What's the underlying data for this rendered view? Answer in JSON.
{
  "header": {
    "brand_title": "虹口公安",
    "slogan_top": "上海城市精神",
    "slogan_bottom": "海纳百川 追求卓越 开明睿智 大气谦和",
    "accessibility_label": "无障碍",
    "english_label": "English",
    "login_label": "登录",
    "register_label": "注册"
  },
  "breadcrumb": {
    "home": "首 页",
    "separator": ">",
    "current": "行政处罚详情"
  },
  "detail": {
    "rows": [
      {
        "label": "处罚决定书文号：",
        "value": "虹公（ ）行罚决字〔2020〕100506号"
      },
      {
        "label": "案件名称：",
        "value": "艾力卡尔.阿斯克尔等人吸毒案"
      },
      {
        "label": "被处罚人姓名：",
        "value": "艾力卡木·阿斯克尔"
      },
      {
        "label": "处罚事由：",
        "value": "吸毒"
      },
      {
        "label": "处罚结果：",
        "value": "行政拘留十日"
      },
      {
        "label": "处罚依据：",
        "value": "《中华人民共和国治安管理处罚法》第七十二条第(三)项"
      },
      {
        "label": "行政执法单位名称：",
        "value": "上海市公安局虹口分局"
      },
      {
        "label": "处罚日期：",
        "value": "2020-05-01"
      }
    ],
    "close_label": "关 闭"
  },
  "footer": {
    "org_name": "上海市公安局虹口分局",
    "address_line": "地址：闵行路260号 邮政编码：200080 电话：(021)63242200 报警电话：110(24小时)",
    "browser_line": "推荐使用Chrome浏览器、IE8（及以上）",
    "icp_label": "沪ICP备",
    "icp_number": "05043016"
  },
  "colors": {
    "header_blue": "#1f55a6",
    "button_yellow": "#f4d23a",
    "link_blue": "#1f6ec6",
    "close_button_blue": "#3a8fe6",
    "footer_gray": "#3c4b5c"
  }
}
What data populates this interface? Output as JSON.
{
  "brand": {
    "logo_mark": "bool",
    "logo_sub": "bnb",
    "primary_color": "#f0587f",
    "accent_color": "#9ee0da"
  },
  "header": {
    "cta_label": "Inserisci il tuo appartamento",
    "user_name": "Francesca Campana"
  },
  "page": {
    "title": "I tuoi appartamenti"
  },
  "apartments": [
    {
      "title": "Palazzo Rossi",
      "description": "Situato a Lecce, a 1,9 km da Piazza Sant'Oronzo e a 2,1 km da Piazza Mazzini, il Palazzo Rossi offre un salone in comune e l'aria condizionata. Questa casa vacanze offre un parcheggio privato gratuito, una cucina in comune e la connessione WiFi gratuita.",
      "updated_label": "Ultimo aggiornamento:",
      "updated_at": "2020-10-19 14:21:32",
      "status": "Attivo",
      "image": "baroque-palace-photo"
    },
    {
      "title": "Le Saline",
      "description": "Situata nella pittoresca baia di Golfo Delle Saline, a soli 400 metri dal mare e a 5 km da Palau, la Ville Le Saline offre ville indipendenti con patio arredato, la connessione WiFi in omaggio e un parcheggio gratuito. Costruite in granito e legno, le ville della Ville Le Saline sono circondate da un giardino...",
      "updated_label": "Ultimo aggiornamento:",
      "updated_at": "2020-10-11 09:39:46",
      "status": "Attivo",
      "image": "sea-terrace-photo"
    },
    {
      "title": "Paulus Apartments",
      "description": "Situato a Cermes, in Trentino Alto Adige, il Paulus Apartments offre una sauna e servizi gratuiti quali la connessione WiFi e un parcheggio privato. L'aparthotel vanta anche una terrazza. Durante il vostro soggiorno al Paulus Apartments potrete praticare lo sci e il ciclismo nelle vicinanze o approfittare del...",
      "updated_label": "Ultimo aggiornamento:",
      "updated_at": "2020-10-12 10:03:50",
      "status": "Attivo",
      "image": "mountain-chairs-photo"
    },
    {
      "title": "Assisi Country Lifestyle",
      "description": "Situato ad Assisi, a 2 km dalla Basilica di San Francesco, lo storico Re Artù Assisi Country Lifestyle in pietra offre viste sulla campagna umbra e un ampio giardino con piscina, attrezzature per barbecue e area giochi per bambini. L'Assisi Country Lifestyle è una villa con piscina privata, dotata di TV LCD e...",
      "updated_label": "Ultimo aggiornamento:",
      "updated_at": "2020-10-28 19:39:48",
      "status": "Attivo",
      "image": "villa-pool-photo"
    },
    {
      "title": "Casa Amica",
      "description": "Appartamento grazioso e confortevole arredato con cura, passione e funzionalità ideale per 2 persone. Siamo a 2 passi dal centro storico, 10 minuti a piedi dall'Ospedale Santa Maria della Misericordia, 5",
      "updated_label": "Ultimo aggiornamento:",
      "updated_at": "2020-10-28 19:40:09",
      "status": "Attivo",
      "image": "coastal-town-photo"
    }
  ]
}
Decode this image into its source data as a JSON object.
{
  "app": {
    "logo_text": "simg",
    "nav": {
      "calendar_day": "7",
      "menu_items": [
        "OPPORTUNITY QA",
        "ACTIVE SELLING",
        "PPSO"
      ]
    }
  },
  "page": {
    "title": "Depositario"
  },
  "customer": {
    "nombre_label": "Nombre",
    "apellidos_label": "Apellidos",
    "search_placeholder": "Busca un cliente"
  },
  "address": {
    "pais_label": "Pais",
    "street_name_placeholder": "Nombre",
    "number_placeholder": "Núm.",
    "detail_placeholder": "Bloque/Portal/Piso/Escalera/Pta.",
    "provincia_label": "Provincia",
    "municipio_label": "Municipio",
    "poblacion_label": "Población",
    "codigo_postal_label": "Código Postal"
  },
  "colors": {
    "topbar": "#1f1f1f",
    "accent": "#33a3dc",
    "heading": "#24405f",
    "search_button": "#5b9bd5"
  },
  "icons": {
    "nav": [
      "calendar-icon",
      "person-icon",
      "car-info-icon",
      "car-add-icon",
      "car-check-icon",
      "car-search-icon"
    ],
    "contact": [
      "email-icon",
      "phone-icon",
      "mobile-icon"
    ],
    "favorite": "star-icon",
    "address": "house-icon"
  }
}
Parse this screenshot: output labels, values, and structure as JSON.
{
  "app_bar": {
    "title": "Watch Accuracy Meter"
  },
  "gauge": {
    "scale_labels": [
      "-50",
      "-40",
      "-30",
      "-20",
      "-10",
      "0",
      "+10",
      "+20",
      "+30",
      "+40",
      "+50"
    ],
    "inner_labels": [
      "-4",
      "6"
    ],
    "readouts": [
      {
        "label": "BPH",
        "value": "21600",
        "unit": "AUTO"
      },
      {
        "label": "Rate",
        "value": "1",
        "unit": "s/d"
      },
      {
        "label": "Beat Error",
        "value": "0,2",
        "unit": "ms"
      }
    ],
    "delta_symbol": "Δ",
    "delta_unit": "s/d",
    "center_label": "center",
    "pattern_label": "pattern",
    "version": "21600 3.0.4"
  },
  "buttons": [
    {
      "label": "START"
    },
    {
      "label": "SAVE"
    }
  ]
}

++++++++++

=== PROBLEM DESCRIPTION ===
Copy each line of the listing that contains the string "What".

=== FINAL ANSWER ===
What's the underlying data for this rendered view? Answer in JSON.
What data populates this interface? Output as JSON.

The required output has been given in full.